***** DATASET CONTENT *****

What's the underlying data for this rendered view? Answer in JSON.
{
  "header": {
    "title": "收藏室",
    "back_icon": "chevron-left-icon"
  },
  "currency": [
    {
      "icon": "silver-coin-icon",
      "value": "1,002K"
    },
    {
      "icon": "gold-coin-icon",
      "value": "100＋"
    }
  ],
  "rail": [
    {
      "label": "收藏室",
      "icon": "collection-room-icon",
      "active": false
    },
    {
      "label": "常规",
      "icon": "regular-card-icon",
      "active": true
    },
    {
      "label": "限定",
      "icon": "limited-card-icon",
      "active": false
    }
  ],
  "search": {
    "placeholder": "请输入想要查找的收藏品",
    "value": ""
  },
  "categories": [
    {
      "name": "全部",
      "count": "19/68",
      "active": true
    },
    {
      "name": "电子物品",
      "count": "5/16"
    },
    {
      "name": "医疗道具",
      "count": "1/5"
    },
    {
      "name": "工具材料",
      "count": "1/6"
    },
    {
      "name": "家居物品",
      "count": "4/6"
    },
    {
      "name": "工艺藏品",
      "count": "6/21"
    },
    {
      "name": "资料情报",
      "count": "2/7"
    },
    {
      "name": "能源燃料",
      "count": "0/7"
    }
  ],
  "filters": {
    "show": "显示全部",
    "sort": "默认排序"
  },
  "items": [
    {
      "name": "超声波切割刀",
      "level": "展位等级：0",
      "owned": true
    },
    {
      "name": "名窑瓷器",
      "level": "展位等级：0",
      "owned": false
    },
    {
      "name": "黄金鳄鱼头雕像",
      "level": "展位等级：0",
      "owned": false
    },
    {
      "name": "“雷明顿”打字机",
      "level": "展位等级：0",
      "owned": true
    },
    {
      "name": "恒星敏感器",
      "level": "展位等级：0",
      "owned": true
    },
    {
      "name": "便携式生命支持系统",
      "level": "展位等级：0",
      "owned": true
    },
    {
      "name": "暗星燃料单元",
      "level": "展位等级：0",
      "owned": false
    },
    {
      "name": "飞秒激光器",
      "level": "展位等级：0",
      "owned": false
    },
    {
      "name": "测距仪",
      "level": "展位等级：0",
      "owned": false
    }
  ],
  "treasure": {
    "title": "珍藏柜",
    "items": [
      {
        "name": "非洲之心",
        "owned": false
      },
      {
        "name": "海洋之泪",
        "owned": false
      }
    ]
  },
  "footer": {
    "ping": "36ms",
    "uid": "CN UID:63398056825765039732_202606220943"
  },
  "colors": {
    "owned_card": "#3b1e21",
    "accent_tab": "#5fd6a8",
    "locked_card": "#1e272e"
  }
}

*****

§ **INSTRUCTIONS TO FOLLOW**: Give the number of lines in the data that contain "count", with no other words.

§ **REPLY**: 8